I realized then and there that all kids need closeness, both day and at night, and there was no way I was going to deny that to my kids when I became a parent.
I was one principled, passionate little nine-year-old, and I stuck to my guns. When my first baby was born, I didn’t really even think about co-sleeping or not co-sleeping. Sharing a bed with my baby (we followed all bedsharing safety guidelines carefully) was the only way either us got any sleep. It was the only way I knew to make breastfeeding work.
Plus, he was a baby. Clearly, being close to his parents at night was something he needed and wanted. Why would I deny him that closeness?
Even as he got older, we continued to allow him to sleep in our bed. When I became pregnant with his little brother, we transitioned him to his own bed, right next to ours. This arrangement continued for many years.
It’s not that I do absolutely nothing to teach my kids to be independent sleepers. Both of my kids have always had their own bedrooms and beds, and we gently encourage them to experiment with sleeping in their own beds—sometimes camping out with them for a night or two.
But they both usually end up back in our room. And that’s okay. They tell us things like, “I just really want to be close to you at night. It feels better that way.” I’ve never really seen the logic in denying them that small comfort.
Both of my kids are independent in every other way. They don’t have separation issues and make friends easily. They are kind, well-behaved, and self-regulated. But they need their parents at night. Heck, I don’t like sleeping alone either. Why should they?
Sharing a bed or a bedroom with my kids doesn’t come without frustration sometimes. I don’t always enjoy sleeping next to a child who kicks me in the head. We have had many talks about proper bedroom etiquette. There are definitely good discussions to be had about respecting the personal space of others at night. I try to think of these things as learning experiences for my kids.
As for the “when do you have sex?” discussion, that’s an easy one. As long as you have more than one room in your house, you can slip out after your kids fall asleep and do the deed. Or you slip in a romp during naptime or when your kids are glued to their iPads. It’s not rocket science.
As for when the whole “co-sleep for as along as you want” thing ends, my prediction always was that once my kids hit the teens years, there was no way in hell they’d still want to sleep with us. I remember reading a quote many years ago by the anthropologist Dr. James J. McKenna about Japan, where the majority of kids co-sleep.
“Japanese parents (or grandparents) often sleep in proximity with their children until they are teenagers, referring to this arrangement as a river — the mother is one bank, the father another, and the child sleeping between them is the water,” writes McKenna.

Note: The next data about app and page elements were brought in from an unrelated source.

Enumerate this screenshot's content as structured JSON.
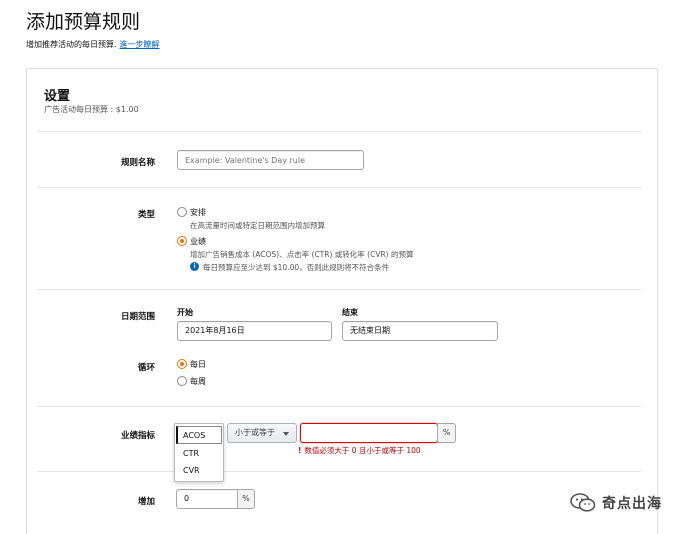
{
  "header": {
    "title": "添加预算规则",
    "subtitle": "增加推荐活动的每日预算.",
    "learn_more": "進一步瞭解"
  },
  "card": {
    "title": "设置",
    "subtitle": "广告活动每日预算 : $1.00"
  },
  "rule_name": {
    "label": "规则名称",
    "placeholder": "Example: Valentine's Day rule",
    "value": ""
  },
  "type": {
    "label": "类型",
    "options": [
      {
        "label": "安排",
        "desc": "在高流量时间或特定日期范围内增加预算",
        "selected": false
      },
      {
        "label": "业绩",
        "desc": "增加广告销售成本 (ACOS)、点击率 (CTR) 或转化率 (CVR) 的预算",
        "selected": true
      }
    ],
    "info_note": "每日预算应至少达到 $10.00，否则此规则将不符合条件"
  },
  "date_range": {
    "label": "日期范围",
    "start_label": "开始",
    "start_value": "2021年8月16日",
    "end_label": "结束",
    "end_value": "无结束日期"
  },
  "recurrence": {
    "label": "循环",
    "options": [
      {
        "label": "每日",
        "selected": true
      },
      {
        "label": "每周",
        "selected": false
      }
    ]
  },
  "metric": {
    "label": "业绩指标",
    "dropdown_options": [
      "ACOS",
      "CTR",
      "CVR"
    ],
    "selected_option": "ACOS",
    "comparator": "小于或等于",
    "value": "",
    "unit": "%",
    "error": "数值必须大于 0 且小于或等于 100"
  },
  "increase": {
    "label": "增加",
    "value": "0",
    "unit": "%"
  },
  "watermark": {
    "text": "奇点出海"
  },
  "colors": {
    "accent": "#e77600",
    "link": "#0066c0",
    "error": "#c40000"
  }
}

It wasn’t just the lovely river metaphor that stuck with me, but that fact that McKenna hints that co-sleeping ends by the teen years. I kept that in the back of my mind, wondering if that’s when it would happen for us.

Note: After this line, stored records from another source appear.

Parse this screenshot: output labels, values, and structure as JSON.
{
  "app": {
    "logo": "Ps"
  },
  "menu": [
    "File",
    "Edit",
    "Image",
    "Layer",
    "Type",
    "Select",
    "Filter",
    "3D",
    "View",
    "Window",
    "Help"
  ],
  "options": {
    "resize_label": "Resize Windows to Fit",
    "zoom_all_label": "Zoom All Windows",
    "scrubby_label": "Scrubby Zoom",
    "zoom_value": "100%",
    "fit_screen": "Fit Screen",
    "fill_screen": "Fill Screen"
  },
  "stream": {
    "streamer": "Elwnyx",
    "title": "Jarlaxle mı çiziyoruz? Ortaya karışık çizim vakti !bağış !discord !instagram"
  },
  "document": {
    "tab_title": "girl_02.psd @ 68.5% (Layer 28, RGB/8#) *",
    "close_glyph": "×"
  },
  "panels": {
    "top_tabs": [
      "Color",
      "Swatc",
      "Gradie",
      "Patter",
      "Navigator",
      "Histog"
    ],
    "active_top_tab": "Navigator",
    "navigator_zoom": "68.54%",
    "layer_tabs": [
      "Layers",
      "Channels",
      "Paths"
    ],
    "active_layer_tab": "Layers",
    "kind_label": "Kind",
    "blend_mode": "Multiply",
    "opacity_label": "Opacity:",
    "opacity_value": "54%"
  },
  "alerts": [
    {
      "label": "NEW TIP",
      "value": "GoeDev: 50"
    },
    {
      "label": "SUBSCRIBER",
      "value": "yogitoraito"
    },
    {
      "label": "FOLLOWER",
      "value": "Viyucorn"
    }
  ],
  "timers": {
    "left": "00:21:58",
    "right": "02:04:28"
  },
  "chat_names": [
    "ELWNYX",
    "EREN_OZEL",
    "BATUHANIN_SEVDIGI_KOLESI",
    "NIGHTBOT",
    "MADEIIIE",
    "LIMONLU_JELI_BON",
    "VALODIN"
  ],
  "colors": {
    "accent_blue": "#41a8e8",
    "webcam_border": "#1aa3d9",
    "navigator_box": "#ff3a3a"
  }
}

As the mom of a newly minted teen, I can say that yup, that’s when it happens.
For us, the transition happened with zero nudging from us. My son was ready and now he sleeps happily and soundly in his own room. But he knows he always has a spot in our room, should he need it.
Obviously, this arrangement doesn’t work for everyone. I totally get that many people really need their own space to sleep well. I don’t think it has to be all or nothing, either. So many parents let their big kids into their rooms when they’ve had a bad dream or aren’t feeling well.

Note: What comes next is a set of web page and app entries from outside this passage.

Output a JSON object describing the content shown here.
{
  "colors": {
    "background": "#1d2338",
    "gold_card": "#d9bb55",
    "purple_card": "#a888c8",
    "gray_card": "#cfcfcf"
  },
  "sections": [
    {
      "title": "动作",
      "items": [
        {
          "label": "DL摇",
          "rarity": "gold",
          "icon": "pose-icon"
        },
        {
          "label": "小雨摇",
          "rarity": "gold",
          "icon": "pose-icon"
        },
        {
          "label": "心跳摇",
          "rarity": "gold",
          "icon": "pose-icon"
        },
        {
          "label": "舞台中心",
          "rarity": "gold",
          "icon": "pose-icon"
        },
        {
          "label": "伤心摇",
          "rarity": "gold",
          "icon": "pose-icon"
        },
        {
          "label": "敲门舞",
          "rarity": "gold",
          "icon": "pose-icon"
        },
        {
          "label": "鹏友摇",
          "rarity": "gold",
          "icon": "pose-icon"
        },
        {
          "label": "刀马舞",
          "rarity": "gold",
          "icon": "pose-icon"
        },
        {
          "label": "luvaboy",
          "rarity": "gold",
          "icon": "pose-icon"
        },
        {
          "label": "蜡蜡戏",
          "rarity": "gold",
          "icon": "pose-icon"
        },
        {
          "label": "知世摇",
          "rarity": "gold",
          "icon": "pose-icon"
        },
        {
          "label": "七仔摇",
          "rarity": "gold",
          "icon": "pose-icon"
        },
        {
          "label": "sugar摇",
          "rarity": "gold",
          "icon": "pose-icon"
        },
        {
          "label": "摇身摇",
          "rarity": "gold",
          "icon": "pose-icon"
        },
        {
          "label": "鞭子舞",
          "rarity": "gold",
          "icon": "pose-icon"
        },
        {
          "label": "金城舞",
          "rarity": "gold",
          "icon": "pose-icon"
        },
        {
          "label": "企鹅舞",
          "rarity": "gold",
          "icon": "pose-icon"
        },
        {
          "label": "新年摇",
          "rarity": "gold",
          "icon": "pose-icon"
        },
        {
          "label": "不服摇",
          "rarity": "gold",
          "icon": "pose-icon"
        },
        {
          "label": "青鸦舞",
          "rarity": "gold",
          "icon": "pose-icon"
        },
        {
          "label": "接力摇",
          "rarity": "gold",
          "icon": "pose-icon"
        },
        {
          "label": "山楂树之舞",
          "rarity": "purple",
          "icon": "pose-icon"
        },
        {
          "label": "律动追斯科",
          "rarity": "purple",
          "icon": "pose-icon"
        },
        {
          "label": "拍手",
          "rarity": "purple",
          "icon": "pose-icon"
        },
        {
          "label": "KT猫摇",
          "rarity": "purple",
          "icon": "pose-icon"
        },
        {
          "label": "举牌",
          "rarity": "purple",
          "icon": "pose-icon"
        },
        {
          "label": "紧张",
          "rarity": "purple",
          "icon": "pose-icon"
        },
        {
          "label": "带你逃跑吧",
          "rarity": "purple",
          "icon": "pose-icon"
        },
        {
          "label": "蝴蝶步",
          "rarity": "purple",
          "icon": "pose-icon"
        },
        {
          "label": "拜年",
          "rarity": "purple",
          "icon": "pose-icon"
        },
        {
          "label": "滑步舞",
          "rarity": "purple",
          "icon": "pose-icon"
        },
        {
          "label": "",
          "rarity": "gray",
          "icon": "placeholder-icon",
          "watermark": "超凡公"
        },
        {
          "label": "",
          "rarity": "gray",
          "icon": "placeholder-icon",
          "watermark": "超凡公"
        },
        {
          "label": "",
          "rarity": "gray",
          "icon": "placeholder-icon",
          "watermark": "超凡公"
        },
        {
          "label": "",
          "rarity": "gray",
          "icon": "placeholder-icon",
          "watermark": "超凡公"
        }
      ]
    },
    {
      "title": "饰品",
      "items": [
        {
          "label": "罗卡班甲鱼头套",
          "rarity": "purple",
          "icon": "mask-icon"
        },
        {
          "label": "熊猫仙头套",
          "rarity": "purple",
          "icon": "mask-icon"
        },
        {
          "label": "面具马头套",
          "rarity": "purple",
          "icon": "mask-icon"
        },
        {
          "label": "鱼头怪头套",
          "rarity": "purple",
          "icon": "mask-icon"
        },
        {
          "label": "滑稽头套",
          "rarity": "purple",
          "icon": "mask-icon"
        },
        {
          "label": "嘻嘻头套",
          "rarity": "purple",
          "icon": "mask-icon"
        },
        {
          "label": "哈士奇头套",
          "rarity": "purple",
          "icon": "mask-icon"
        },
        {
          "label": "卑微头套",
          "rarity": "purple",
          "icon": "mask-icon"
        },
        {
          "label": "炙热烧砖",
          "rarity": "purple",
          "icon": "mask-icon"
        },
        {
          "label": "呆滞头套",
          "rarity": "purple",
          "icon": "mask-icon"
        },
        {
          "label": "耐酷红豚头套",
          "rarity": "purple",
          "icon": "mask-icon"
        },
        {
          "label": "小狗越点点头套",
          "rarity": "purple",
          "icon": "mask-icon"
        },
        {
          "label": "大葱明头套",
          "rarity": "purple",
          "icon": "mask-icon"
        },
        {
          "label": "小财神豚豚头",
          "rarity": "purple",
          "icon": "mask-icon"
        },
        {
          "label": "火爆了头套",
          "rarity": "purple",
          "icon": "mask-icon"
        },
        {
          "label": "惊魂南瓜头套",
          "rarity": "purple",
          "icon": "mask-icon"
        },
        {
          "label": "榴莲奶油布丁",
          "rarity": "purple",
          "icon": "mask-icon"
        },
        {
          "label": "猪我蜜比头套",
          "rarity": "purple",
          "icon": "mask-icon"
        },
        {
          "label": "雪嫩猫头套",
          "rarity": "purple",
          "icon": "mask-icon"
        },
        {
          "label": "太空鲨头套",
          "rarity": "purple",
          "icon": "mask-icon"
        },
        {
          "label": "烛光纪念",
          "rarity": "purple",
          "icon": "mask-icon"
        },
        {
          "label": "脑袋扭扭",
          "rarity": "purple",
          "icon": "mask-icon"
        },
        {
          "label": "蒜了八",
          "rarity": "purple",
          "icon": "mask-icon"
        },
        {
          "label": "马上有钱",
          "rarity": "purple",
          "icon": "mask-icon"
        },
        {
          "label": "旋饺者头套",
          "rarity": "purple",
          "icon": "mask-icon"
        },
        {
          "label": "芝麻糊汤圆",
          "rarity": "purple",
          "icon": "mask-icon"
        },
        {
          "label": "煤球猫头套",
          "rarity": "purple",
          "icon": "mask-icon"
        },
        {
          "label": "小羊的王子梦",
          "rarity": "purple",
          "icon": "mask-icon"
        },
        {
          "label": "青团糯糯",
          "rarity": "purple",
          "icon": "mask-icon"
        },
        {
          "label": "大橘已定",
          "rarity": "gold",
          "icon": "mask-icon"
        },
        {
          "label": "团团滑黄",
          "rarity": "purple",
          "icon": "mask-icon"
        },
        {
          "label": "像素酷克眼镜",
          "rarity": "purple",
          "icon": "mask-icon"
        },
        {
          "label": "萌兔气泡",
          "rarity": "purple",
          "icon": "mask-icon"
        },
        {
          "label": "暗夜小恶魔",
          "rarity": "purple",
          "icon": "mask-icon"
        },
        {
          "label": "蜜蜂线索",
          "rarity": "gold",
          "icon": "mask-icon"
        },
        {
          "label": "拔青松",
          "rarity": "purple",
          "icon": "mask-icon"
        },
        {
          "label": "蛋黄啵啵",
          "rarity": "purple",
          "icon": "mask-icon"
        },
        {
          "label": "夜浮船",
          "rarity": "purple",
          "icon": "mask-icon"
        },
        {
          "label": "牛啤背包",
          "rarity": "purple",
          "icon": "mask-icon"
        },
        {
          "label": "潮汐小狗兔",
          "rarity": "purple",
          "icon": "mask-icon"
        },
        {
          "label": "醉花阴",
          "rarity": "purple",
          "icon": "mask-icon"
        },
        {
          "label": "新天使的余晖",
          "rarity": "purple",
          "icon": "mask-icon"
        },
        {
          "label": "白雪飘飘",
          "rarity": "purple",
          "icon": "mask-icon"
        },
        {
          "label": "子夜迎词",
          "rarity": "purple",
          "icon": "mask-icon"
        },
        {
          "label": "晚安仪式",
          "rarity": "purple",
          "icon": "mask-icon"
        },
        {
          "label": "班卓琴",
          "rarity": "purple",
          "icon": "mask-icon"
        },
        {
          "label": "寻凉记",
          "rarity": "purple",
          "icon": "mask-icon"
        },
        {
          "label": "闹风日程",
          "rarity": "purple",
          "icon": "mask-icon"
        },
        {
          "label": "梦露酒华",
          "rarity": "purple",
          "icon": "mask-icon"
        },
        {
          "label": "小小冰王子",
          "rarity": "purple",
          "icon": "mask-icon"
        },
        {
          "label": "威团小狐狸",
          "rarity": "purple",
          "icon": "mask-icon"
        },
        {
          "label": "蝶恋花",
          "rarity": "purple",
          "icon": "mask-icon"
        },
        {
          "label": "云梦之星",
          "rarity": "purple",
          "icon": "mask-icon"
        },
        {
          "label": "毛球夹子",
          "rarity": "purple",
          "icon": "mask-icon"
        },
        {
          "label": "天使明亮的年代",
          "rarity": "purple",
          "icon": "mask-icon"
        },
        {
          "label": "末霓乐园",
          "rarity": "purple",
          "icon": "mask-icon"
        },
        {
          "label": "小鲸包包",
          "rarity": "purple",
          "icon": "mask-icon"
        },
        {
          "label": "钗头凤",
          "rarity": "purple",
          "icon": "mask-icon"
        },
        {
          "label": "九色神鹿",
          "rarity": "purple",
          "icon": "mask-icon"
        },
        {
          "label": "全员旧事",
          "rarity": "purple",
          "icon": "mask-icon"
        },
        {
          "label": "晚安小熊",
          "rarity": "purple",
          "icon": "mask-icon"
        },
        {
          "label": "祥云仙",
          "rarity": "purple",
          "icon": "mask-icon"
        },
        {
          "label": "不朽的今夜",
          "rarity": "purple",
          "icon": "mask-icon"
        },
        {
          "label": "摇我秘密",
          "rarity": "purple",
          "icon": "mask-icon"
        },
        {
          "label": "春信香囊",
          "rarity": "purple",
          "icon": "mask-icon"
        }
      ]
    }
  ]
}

I also think having your bigger kids or tweens sleep in your room full-time is a lot more common than people realize. It’s just that because it’s such a taboo subject, many people are closeted about it.
I’m here to tell you that there is nothing wrong with it. Kids turn out just fine in the end, and I think there is something special we teach them when they know that comfort from their parents doesn’t end when the lights go out. We teach them that their needs matter, and that their needs are heard.
And I swear, it doesn’t last forever. Just like every aspect of childhood, our kids change and grow at their own pace, especially if we give them what they need along the way.
This article was originally published on